- **Task to carry out**
Images are to be excluded, and the rest of the data repeated exactly.

Records contained in a dataset:
== Segment start ==

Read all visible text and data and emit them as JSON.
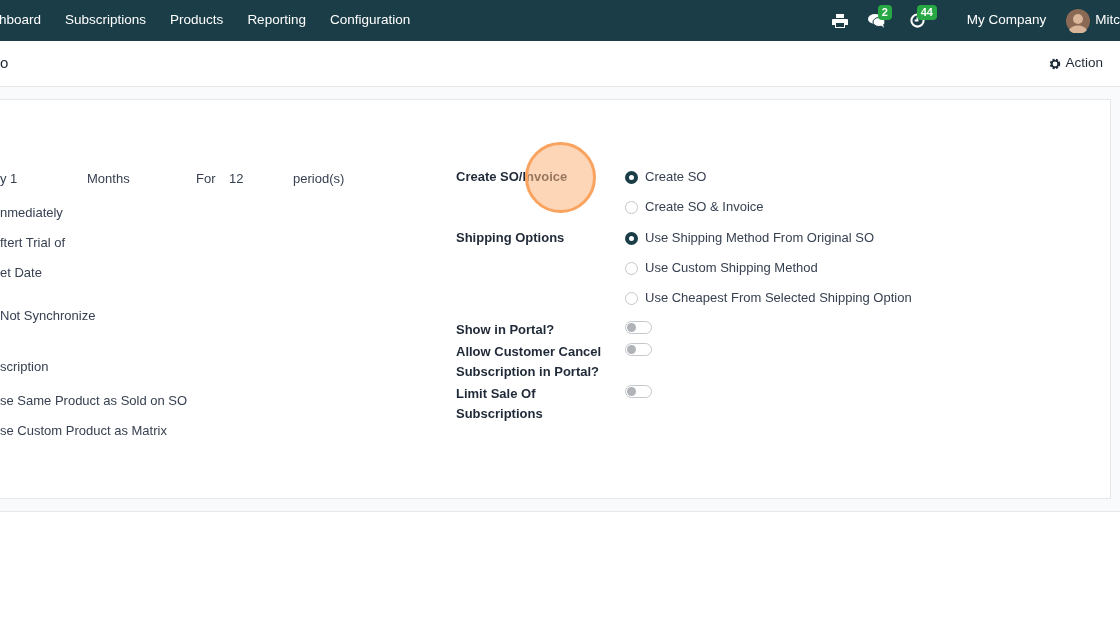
{
  "navbar": {
    "menu": [
      {
        "label": "hboard"
      },
      {
        "label": "Subscriptions"
      },
      {
        "label": "Products"
      },
      {
        "label": "Reporting"
      },
      {
        "label": "Configuration"
      }
    ],
    "messages_count": "2",
    "activities_count": "44",
    "company": "My Company",
    "user": "Mitc"
  },
  "control_panel": {
    "breadcrumb": "o",
    "action": "Action"
  },
  "left_column": {
    "recurrence": {
      "interval": "y 1",
      "unit": "Months",
      "for_label": "For",
      "count": "12",
      "suffix": "period(s)"
    },
    "lines": [
      "nmediately",
      "ftert Trial of",
      "et Date",
      "Not Synchronize",
      "scription",
      "se Same Product as Sold on SO",
      "se Custom Product as Matrix"
    ]
  },
  "settings": [
    {
      "kind": "radio",
      "label": "Create SO/Invoice",
      "options": [
        {
          "label": "Create SO",
          "selected": true
        },
        {
          "label": "Create SO & Invoice",
          "selected": false
        }
      ]
    },
    {
      "kind": "radio",
      "label": "Shipping Options",
      "options": [
        {
          "label": "Use Shipping Method From Original SO",
          "selected": true
        },
        {
          "label": "Use Custom Shipping Method",
          "selected": false
        },
        {
          "label": "Use Cheapest From Selected Shipping Option",
          "selected": false
        }
      ]
    },
    {
      "kind": "toggle",
      "label": "Show in Portal?",
      "on": false
    },
    {
      "kind": "toggle",
      "label": "Allow Customer Cancel Subscription in Portal?",
      "on": false
    },
    {
      "kind": "toggle",
      "label": "Limit Sale Of Subscriptions",
      "on": false
    }
  ]
}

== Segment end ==

- **Solution for this task**
Read all visible text and data and emit them as JSON.
{
  "navbar": {
    "menu": [
      {
        "label": "hboard"
      },
      {
        "label": "Subscriptions"
      },
      {
        "label": "Products"
      },
      {
        "label": "Reporting"
      },
      {
        "label": "Configuration"
      }
    ],
    "messages_count": "2",
    "activities_count": "44",
    "company": "My Company",
    "user": "Mitc"
  },
  "control_panel": {
    "breadcrumb": "o",
    "action": "Action"
  },
  "left_column": {
    "recurrence": {
      "interval": "y 1",
      "unit": "Months",
      "for_label": "For",
      "count": "12",
      "suffix": "period(s)"
    },
    "lines": [
      "nmediately",
      "ftert Trial of",
      "et Date",
      "Not Synchronize",
      "scription",
      "se Same Product as Sold on SO",
      "se Custom Product as Matrix"
    ]
  },
  "settings": [
    {
      "kind": "radio",
      "label": "Create SO/Invoice",
      "options": [
        {
          "label": "Create SO",
          "selected": true
        },
        {
          "label": "Create SO & Invoice",
          "selected": false
        }
      ]
    },
    {
      "kind": "radio",
      "label": "Shipping Options",
      "options": [
        {
          "label": "Use Shipping Method From Original SO",
          "selected": true
        },
        {
          "label": "Use Custom Shipping Method",
          "selected": false
        },
        {
          "label": "Use Cheapest From Selected Shipping Option",
          "selected": false
        }
      ]
    },
    {
      "kind": "toggle",
      "label": "Show in Portal?",
      "on": false
    },
    {
      "kind": "toggle",
      "label": "Allow Customer Cancel Subscription in Portal?",
      "on": false
    },
    {
      "kind": "toggle",
      "label": "Limit Sale Of Subscriptions",
      "on": false
    }
  ]
}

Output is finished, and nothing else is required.